Task prompt
Taking each line of the records in turn, count those containing "default" and report only the number.

[Dataset rows describing interfaces]

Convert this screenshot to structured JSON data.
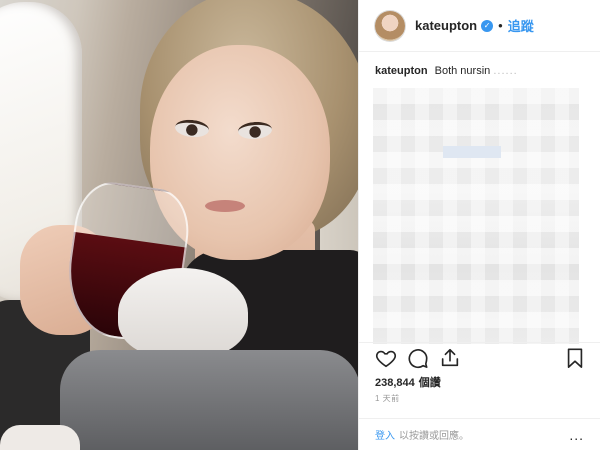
{
  "header": {
    "username": "kateupton",
    "separator": "•",
    "follow_label": "追蹤"
  },
  "caption": {
    "username": "kateupton",
    "text": "Both nursin",
    "faded": "......"
  },
  "stats": {
    "likes_count": "238,844",
    "likes_label": "個讚",
    "time_ago": "1 天前"
  },
  "footer": {
    "login_label": "登入",
    "comment_prompt": "以按讚或回應。",
    "more_label": "..."
  },
  "icons": {
    "verified": "verified-badge-icon",
    "like": "heart-icon",
    "comment": "comment-bubble-icon",
    "share": "share-icon",
    "save": "bookmark-icon"
  },
  "colors": {
    "accent": "#3897f0",
    "text": "#262626",
    "muted": "#999999",
    "border": "#efefef"
  }
}
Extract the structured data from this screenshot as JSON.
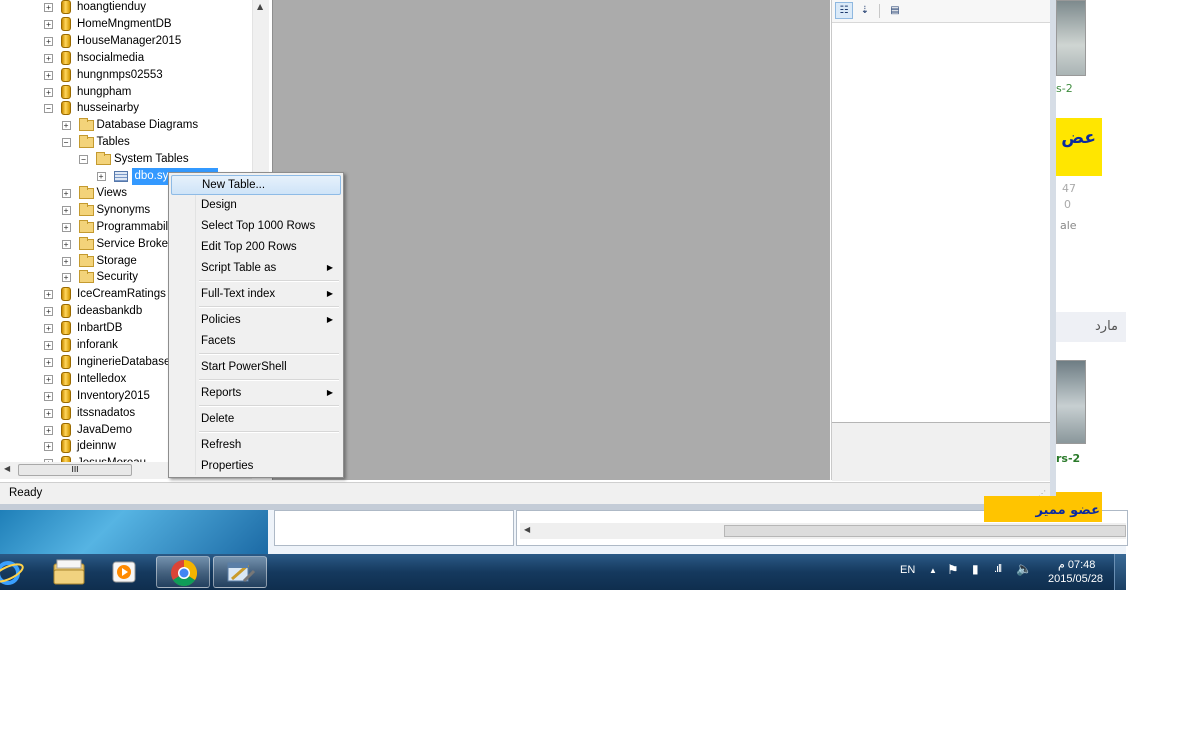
{
  "tree": {
    "databases_top": [
      {
        "label": "hoangtienduy"
      },
      {
        "label": "HomeMngmentDB"
      },
      {
        "label": "HouseManager2015"
      },
      {
        "label": "hsocialmedia"
      },
      {
        "label": "hungnmps02553"
      },
      {
        "label": "hungpham"
      },
      {
        "label": "husseinarby"
      }
    ],
    "husseinarby_children": {
      "database_diagrams": "Database Diagrams",
      "tables": "Tables",
      "system_tables": "System Tables",
      "selected_table": "dbo.sys",
      "views": "Views",
      "synonyms": "Synonyms",
      "programmability": "Programmabil",
      "service_broker": "Service Broker",
      "storage": "Storage",
      "security": "Security"
    },
    "databases_bottom": [
      {
        "label": "IceCreamRatings"
      },
      {
        "label": "ideasbankdb"
      },
      {
        "label": "InbartDB"
      },
      {
        "label": "inforank"
      },
      {
        "label": "InginerieDatabase"
      },
      {
        "label": "Intelledox"
      },
      {
        "label": "Inventory2015"
      },
      {
        "label": "itssnadatos"
      },
      {
        "label": "JavaDemo"
      },
      {
        "label": "jdeinnw"
      },
      {
        "label": "JesusMoreau"
      }
    ],
    "hscroll_grip": "III"
  },
  "context_menu": {
    "items": [
      {
        "label": "New Table...",
        "submenu": false
      },
      {
        "label": "Design",
        "submenu": false
      },
      {
        "label": "Select Top 1000 Rows",
        "submenu": false
      },
      {
        "label": "Edit Top 200 Rows",
        "submenu": false
      },
      {
        "label": "Script Table as",
        "submenu": true
      },
      {
        "label": "Full-Text index",
        "submenu": true
      },
      {
        "label": "Policies",
        "submenu": true
      },
      {
        "label": "Facets",
        "submenu": false
      },
      {
        "label": "Start PowerShell",
        "submenu": false
      },
      {
        "label": "Reports",
        "submenu": true
      },
      {
        "label": "Delete",
        "submenu": false
      },
      {
        "label": "Refresh",
        "submenu": false
      },
      {
        "label": "Properties",
        "submenu": false
      }
    ],
    "highlighted_index": 0
  },
  "status_bar": {
    "text": "Ready"
  },
  "web_strip": {
    "caption1": "s-2",
    "banner1": "عض",
    "n1": "47",
    "n2": "0",
    "t1": "ale",
    "tab": "مارد",
    "caption2": "rs-2",
    "banner2": "عضو ممير"
  },
  "taskbar": {
    "language": "EN",
    "time": "07:48 م",
    "date": "2015/05/28"
  }
}
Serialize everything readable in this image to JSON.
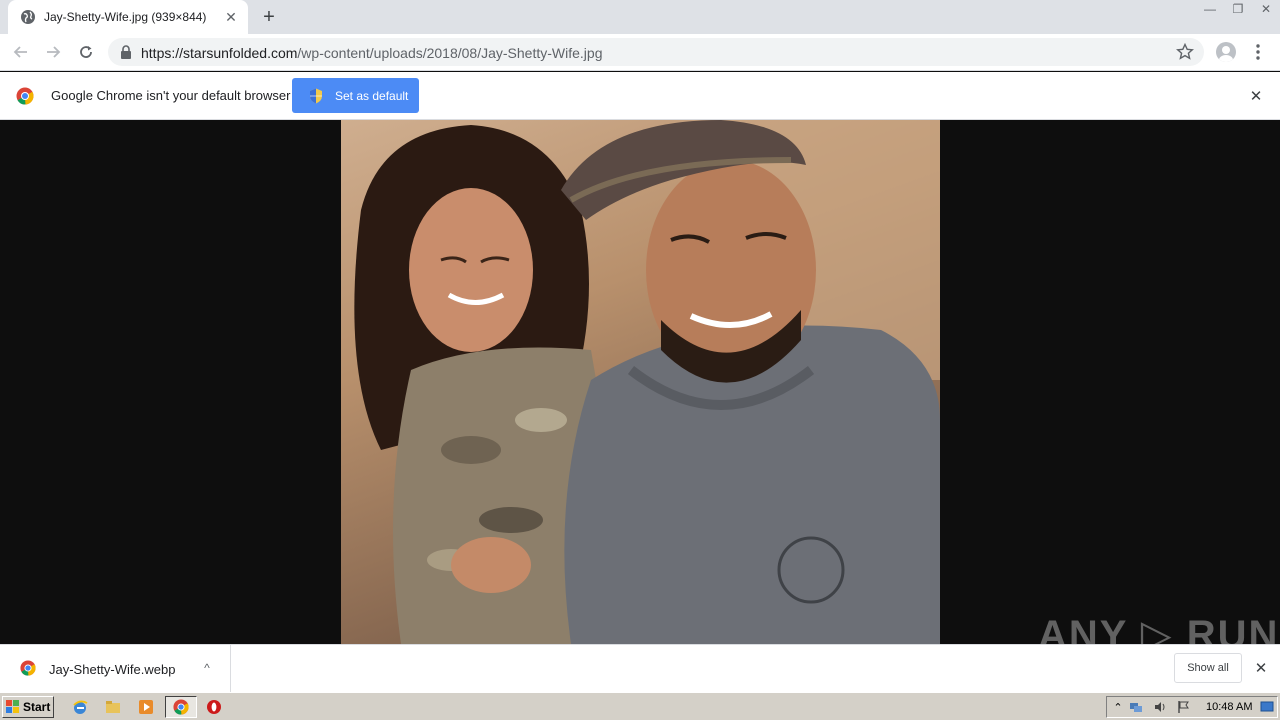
{
  "tab": {
    "title": "Jay-Shetty-Wife.jpg (939×844)",
    "close_label": "✕",
    "new_tab_label": "+"
  },
  "window_controls": {
    "minimize": "—",
    "restore": "❐",
    "close": "✕"
  },
  "address_bar": {
    "url_host": "https://starsunfolded.com",
    "url_path": "/wp-content/uploads/2018/08/Jay-Shetty-Wife.jpg"
  },
  "infobar": {
    "message": "Google Chrome isn't your default browser",
    "button_label": "Set as default",
    "close_label": "✕"
  },
  "watermark": {
    "text": "ANY ▷ RUN"
  },
  "download_bar": {
    "filename": "Jay-Shetty-Wife.webp",
    "caret": "^",
    "show_all_label": "Show all",
    "close_label": "✕"
  },
  "taskbar": {
    "start_label": "Start",
    "clock": "10:48 AM"
  },
  "colors": {
    "tabstrip": "#dee1e6",
    "accent_button": "#4c8bf5",
    "viewer_bg": "#0e0e0e",
    "taskbar": "#d4d0c8"
  }
}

Answer box
2